(Element data from apps and pages)
- - - - -
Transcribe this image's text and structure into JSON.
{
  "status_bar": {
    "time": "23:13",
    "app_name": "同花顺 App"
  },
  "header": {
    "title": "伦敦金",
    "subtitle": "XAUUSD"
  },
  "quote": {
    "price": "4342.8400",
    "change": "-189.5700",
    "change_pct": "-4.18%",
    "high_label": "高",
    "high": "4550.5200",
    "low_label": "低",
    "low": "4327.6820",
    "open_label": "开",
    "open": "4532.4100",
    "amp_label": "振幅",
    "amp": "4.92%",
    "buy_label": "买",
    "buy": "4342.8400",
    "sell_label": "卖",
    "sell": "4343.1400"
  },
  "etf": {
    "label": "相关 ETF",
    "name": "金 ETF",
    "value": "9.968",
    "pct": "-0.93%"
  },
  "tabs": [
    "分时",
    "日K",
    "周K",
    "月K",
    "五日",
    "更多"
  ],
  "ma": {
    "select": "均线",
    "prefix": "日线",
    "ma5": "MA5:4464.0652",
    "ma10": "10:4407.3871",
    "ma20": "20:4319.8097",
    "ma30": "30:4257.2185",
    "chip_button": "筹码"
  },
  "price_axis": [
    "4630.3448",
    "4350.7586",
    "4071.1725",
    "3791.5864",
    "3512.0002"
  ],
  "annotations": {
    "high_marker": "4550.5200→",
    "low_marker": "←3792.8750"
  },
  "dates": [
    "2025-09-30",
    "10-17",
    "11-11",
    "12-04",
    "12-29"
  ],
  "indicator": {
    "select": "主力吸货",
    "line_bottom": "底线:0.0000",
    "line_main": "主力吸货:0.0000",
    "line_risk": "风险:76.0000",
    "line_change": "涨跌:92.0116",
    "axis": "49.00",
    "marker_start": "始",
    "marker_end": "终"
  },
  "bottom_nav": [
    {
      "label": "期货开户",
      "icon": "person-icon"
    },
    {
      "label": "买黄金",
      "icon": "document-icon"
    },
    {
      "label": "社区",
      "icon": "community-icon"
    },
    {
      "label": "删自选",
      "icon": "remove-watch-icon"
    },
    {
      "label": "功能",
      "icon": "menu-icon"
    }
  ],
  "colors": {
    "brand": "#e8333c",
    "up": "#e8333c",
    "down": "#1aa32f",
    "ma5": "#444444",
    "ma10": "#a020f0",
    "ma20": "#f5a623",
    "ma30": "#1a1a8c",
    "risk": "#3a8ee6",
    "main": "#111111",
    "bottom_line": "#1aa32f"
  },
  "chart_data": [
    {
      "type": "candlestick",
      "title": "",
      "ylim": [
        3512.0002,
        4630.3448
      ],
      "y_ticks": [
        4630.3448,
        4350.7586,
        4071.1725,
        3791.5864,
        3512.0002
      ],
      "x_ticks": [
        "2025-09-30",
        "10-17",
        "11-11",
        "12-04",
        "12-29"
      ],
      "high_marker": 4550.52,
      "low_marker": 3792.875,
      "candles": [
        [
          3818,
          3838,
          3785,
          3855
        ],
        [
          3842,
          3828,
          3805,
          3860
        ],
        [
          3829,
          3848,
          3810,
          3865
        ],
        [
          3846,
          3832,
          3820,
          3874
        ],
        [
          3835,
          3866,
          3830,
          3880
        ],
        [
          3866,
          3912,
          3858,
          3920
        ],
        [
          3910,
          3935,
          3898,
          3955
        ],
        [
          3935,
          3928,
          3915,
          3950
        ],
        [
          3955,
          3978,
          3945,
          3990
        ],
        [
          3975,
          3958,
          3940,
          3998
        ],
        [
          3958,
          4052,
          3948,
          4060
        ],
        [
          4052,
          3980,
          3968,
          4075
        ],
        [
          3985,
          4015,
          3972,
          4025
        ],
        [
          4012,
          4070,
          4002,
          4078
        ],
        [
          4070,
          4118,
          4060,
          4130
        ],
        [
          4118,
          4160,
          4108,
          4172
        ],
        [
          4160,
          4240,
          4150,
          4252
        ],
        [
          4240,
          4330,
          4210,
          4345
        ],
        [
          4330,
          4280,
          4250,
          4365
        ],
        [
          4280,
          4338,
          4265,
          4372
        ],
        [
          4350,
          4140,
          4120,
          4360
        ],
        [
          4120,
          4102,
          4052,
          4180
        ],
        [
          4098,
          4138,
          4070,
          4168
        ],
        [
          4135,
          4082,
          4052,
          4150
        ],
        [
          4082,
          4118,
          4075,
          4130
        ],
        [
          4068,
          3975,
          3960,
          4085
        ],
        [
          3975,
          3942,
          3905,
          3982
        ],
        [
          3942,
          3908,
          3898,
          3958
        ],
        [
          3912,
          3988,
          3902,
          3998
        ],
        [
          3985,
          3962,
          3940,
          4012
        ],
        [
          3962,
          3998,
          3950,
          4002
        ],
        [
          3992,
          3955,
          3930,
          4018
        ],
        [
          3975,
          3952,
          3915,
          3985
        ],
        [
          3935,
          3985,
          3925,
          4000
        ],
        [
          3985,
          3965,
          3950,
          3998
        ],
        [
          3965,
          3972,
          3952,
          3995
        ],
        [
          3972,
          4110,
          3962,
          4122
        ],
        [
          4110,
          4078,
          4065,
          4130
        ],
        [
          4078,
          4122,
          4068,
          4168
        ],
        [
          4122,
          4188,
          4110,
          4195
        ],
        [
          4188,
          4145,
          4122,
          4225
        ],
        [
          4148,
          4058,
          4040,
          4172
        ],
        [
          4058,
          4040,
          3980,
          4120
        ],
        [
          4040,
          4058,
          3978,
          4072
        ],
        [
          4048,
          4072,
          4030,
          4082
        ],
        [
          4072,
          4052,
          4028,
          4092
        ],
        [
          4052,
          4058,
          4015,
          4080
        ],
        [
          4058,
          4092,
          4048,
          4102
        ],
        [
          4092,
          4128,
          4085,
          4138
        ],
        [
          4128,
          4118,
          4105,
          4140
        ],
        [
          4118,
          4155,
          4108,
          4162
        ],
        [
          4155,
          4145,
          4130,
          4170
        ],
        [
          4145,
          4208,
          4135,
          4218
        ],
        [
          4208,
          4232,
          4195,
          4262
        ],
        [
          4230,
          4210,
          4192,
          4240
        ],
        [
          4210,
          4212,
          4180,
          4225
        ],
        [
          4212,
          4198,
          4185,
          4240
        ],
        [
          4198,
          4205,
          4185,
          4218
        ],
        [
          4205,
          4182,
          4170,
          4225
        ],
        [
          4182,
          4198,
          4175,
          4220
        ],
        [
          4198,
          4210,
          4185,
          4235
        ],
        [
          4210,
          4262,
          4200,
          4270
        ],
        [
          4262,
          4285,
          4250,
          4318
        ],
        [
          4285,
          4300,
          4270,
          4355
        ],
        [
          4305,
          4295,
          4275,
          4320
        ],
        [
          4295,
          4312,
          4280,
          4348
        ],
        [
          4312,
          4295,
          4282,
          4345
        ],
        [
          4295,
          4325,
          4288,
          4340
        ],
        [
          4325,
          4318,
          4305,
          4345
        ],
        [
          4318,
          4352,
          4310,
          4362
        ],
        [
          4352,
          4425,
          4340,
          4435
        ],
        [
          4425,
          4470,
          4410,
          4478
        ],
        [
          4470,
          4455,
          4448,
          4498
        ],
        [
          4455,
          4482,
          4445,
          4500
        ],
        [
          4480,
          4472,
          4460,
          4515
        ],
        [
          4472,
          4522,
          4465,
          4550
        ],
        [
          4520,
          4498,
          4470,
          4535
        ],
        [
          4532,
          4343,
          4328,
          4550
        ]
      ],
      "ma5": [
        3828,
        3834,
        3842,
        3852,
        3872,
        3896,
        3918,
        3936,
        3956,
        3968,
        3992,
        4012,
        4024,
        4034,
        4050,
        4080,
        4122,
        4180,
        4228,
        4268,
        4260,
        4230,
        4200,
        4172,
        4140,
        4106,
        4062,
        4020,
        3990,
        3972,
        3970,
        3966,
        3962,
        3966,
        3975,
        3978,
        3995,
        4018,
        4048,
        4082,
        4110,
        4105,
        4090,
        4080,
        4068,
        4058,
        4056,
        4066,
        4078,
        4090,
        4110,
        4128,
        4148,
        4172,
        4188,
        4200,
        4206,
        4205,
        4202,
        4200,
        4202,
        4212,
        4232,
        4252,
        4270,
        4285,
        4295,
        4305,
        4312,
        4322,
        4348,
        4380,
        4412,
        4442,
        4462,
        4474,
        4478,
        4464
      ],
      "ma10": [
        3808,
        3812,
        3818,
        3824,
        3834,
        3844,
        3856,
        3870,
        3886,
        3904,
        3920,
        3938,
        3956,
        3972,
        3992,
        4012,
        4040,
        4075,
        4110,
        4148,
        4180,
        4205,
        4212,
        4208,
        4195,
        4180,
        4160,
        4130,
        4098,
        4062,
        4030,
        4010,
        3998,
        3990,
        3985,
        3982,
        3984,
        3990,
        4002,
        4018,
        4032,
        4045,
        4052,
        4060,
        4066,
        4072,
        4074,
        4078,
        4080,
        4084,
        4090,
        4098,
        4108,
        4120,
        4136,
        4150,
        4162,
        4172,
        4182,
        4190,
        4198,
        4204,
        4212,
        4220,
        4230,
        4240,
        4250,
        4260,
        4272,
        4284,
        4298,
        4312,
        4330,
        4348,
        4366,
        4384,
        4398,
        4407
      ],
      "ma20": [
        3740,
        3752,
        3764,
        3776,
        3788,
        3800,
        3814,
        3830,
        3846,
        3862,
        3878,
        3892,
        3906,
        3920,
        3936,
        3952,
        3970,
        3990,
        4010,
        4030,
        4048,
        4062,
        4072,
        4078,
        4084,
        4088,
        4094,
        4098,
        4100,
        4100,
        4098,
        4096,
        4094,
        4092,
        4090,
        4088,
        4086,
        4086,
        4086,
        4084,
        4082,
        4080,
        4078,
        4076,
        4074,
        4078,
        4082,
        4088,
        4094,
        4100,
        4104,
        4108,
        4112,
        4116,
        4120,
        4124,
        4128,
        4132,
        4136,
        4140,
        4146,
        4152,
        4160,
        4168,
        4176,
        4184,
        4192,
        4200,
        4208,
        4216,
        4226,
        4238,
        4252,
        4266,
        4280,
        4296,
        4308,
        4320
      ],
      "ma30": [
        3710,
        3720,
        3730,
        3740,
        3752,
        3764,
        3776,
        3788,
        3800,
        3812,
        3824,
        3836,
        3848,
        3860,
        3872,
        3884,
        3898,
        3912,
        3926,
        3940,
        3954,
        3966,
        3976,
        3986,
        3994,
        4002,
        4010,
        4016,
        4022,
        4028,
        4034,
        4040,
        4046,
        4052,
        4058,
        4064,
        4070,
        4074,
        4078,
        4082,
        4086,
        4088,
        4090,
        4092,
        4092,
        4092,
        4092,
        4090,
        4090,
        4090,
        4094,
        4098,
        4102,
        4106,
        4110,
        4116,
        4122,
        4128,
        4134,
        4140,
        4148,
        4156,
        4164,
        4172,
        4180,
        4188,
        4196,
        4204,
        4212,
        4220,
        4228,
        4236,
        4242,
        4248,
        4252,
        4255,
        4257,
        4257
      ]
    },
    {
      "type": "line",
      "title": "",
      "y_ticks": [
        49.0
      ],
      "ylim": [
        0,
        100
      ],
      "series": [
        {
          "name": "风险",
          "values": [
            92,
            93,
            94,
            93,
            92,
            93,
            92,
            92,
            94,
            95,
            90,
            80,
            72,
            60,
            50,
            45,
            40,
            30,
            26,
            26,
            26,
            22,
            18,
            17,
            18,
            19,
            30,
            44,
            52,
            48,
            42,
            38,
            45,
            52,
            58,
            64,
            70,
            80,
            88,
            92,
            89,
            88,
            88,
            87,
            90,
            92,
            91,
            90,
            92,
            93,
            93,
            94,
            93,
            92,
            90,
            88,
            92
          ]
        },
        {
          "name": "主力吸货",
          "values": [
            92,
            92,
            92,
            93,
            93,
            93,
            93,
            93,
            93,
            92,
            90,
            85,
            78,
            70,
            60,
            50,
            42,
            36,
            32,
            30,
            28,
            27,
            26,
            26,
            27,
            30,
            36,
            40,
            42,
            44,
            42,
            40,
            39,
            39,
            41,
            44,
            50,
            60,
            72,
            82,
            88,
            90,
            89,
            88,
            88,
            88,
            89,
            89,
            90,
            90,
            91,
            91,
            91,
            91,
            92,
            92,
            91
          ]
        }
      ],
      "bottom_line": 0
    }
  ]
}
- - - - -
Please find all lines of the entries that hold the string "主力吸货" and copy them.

## SOLUTION TO THIS EXERCISE
    "select": "主力吸货",
    "line_main": "主力吸货:0.0000",
          "name": "主力吸货",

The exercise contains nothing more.